The system organisation

Organisation of the penitentiary system

There are three main types of detention centres: • remand prisons (maisons d’arrêt (MA)) for people waiting for their court date, or for those with short sentences (up to two years); • detention centres (centres de détention (CD)) for people serving medium and long sentences, with a prison regime focused on preparation for release; • maximum security prisons (maisons centrales (MC)), for long-term sentences with a stricter prison regime.

Day-leave centres (centres de semi-libertés (CSL)) and the Adjusted Sentence Centres (centres pour peines aménagées (CPA) are detention centres specifically focused on release. They are for those whose sentences have been adjusted.

The penitentiary centres (centres pénitentaire, CP) include at least two of the three categories of the previously mentioned facilities (MA, CD, MC, CSL and/or CPA). Women are separated from men, and minors from adults (see section on female and child inmates.

** —Public-Private Partnerships**

The construction and management of new facilities are shared with the private sector. On 1 January 2017, 58 facilities were under delegated management.

The private sector is responsible for the day-to-day operations: food services, accommodations, training, work, maintenance. For the past several years it has also been in charge of family visits. The penitentiary administration is responsible for the management, the surveillance, the registry (follow-up of imprisonment), probation and re-integration.

Recent constructions were carried out by public private partnerships (PPP). PPPs may seem to be economically advantageous in terms of public financing in the short term, yet they are regularly questioned.

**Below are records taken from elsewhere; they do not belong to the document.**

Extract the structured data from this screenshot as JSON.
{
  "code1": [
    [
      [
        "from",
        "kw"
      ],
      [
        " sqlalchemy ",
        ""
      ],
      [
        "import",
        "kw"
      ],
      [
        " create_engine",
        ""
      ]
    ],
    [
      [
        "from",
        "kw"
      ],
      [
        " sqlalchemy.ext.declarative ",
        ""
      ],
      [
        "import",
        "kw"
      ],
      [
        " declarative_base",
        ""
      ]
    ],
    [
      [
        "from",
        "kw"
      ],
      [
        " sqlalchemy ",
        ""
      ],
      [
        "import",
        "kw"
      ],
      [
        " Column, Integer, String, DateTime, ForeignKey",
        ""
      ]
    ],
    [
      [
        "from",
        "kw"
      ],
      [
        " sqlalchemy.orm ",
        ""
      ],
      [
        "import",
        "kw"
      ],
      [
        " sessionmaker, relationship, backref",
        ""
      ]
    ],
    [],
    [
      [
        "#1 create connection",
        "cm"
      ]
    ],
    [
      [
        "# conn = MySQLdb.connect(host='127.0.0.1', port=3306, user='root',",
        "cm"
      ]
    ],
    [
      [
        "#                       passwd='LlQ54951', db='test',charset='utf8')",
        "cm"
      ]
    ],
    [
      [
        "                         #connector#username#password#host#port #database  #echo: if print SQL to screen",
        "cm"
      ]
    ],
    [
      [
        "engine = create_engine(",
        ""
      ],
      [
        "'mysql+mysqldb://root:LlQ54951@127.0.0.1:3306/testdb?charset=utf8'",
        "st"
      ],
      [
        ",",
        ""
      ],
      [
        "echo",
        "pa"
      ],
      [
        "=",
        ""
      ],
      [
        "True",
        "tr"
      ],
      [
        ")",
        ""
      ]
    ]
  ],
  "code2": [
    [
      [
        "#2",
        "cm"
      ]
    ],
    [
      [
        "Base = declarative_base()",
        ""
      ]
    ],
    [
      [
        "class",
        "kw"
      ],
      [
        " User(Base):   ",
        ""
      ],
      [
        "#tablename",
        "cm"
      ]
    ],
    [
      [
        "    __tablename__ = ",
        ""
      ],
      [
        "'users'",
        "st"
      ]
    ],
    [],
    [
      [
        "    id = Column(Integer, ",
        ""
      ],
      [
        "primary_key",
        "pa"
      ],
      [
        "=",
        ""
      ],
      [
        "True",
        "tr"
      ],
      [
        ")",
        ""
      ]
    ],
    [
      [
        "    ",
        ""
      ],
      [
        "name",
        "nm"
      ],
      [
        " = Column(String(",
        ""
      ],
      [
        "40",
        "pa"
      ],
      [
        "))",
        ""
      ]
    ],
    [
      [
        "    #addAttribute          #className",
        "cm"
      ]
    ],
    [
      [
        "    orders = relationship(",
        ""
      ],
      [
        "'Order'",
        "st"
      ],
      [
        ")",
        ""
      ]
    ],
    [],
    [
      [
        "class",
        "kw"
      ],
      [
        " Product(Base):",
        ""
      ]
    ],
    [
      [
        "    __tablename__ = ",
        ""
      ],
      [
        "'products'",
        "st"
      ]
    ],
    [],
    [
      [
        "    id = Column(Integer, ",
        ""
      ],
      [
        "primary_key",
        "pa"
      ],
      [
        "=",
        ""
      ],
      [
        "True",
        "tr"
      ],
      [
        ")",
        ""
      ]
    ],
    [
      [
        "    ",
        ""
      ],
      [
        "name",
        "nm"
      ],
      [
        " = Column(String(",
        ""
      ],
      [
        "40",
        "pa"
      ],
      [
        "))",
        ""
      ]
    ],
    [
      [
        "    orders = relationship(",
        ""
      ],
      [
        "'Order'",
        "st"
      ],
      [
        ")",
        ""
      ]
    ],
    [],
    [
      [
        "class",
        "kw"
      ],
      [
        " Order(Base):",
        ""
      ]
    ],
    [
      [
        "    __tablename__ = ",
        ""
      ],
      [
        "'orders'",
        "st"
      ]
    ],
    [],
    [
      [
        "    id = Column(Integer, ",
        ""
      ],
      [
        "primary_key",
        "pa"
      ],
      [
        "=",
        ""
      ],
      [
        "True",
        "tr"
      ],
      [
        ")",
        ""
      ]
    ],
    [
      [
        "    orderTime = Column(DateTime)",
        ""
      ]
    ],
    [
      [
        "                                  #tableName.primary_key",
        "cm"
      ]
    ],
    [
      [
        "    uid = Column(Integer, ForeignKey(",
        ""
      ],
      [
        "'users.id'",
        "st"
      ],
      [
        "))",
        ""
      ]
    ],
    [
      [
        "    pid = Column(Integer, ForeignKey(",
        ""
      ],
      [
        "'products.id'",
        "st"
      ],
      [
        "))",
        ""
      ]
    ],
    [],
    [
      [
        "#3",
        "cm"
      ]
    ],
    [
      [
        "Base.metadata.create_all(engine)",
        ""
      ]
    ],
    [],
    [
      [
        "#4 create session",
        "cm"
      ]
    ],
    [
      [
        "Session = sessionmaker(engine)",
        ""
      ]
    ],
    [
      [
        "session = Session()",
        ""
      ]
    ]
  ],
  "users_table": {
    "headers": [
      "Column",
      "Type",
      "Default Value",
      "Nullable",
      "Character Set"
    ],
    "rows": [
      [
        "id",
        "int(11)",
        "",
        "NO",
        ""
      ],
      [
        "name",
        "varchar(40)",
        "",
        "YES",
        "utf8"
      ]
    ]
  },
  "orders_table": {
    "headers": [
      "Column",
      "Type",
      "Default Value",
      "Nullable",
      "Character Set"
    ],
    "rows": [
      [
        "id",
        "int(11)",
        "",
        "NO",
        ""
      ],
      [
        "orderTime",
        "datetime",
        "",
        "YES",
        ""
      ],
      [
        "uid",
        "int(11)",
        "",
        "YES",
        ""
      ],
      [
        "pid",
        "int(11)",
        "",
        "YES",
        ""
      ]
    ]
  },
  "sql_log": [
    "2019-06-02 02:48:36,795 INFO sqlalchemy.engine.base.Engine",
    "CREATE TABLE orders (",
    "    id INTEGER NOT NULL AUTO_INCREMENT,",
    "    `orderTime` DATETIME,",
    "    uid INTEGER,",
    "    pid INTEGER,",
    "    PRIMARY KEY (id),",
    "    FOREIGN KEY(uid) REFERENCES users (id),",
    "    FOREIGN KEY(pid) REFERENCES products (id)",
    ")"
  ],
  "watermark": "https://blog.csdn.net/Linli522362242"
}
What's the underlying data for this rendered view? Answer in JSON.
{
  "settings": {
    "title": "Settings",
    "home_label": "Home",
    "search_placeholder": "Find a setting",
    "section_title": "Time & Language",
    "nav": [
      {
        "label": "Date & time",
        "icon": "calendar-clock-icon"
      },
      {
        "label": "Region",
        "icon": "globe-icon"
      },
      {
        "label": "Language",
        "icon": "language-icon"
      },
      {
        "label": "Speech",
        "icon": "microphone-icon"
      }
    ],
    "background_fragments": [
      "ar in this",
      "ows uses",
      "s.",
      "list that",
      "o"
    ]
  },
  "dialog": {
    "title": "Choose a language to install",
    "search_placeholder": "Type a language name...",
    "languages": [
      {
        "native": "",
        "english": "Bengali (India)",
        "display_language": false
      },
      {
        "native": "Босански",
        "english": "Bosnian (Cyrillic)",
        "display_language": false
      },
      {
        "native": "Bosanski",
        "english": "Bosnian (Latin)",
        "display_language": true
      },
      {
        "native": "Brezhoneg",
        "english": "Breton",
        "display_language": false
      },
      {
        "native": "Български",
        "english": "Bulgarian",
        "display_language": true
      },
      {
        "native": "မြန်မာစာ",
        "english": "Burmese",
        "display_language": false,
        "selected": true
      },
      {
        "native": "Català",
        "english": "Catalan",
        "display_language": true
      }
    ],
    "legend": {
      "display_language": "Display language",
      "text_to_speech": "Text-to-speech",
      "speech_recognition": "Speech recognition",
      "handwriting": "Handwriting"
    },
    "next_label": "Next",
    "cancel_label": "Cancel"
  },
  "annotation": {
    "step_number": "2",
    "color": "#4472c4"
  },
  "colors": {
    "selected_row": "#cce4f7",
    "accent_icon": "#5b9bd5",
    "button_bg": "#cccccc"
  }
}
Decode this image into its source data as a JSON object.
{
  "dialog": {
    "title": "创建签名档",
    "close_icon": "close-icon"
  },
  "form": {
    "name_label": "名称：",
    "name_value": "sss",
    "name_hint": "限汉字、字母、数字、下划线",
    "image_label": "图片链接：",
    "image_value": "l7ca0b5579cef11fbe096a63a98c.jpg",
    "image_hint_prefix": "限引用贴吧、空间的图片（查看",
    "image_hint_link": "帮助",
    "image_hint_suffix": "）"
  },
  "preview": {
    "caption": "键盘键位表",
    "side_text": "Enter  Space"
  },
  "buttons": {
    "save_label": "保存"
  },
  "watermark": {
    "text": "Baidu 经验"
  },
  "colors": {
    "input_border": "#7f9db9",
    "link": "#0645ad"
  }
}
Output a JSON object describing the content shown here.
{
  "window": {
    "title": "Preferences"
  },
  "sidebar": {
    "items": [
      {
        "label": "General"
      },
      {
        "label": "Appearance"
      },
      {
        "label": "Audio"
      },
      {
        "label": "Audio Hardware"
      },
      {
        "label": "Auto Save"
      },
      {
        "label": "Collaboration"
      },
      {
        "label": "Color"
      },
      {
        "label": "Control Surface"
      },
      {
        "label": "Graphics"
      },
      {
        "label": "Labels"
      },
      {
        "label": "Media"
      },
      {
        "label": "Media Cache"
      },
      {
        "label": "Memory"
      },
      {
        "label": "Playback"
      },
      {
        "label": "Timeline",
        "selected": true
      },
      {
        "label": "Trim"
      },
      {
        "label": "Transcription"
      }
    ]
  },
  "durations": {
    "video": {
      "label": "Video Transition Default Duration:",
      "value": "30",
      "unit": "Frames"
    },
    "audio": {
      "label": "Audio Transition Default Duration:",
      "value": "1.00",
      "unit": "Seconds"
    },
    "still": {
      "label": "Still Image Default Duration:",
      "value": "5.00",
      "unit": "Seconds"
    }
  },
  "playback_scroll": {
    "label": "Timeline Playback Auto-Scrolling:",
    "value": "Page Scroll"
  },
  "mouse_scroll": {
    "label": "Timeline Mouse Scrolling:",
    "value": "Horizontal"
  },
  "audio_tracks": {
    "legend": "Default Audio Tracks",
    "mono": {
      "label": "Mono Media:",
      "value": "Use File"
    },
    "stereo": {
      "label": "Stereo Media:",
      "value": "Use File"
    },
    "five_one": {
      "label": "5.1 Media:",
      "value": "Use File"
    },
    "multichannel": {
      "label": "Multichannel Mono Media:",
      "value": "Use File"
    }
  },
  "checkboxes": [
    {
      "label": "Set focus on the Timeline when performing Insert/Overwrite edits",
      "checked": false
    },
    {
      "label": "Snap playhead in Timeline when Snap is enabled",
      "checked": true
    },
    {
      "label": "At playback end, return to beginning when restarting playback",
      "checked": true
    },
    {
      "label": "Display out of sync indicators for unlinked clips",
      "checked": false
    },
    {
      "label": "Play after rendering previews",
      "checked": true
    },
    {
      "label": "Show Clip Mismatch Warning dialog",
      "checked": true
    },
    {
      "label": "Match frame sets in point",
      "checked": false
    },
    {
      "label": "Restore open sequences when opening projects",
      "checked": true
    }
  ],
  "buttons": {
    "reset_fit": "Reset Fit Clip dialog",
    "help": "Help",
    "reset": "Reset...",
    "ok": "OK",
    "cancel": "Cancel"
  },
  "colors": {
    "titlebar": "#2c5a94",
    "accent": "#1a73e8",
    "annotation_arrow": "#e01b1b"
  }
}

In December 2017, the Court of Auditors presented a report which was highly critical of resorting to PPPs, saying that “it would be wise in the future not to resort to PPPs for building prison facilities” and that “the additional costs for the modification work conducted during the construction and the rigidity of the PPPs, which slows down the adaptations needed by the prison public service, are the kind of thing that makes you question the relevance of resorting to these contracts”.